▸ Work required: Scan the entries below for the word "name". Copy out every line in which it occurs.

▸ Supplied records:

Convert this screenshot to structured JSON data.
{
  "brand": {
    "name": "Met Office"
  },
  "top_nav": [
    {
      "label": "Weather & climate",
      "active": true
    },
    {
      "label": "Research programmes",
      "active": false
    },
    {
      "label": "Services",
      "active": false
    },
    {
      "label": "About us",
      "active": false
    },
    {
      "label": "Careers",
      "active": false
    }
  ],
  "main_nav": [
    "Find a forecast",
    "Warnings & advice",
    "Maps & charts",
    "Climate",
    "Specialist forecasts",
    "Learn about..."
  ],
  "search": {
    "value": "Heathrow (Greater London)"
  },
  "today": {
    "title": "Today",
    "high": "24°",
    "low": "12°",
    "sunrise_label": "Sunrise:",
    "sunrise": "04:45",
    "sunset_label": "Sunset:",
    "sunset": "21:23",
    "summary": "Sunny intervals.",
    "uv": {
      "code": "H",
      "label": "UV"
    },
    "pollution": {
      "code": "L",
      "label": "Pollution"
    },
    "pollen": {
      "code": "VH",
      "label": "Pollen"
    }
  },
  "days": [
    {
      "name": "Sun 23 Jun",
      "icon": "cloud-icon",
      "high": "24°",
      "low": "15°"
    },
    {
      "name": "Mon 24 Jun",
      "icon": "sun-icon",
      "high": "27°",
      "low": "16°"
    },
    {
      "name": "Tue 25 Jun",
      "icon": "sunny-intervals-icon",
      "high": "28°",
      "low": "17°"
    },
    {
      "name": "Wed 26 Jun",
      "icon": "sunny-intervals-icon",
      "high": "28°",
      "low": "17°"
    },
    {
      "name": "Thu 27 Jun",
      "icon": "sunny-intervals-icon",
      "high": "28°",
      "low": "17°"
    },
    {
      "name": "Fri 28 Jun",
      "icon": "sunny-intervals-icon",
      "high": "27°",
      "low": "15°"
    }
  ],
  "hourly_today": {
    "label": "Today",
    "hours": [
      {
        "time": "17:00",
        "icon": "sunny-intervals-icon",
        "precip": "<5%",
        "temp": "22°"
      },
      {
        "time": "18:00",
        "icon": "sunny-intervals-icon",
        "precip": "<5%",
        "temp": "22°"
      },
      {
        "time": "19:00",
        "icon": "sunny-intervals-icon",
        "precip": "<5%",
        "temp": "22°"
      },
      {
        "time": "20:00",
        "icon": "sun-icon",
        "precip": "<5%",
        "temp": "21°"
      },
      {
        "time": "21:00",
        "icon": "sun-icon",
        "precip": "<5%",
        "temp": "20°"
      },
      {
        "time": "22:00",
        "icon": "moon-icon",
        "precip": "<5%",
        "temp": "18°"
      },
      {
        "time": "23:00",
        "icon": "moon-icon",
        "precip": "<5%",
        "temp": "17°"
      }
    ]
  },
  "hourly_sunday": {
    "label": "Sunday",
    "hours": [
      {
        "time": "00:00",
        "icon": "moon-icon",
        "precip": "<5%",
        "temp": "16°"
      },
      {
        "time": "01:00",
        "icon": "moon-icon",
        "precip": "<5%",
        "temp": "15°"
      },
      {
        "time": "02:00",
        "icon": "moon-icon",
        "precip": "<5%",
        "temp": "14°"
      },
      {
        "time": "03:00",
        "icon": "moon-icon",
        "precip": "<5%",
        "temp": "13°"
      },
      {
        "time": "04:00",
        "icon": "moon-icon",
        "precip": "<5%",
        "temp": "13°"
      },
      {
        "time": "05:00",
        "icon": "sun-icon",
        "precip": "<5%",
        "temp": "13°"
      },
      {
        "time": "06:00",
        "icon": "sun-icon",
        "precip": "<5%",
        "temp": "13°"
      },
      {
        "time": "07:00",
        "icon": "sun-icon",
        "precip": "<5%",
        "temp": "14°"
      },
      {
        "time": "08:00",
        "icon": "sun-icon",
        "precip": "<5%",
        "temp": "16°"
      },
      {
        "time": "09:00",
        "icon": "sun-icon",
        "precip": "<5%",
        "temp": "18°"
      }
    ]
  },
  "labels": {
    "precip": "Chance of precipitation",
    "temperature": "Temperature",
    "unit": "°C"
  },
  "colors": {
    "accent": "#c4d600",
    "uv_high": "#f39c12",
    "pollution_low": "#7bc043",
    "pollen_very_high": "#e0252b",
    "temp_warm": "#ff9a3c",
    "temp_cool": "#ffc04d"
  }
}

▸ Output below:
    "name": "Met Office"
      "name": "Sun 23 Jun",
      "name": "Mon 24 Jun",
      "name": "Tue 25 Jun",
      "name": "Wed 26 Jun",
      "name": "Thu 27 Jun",
      "name": "Fri 28 Jun",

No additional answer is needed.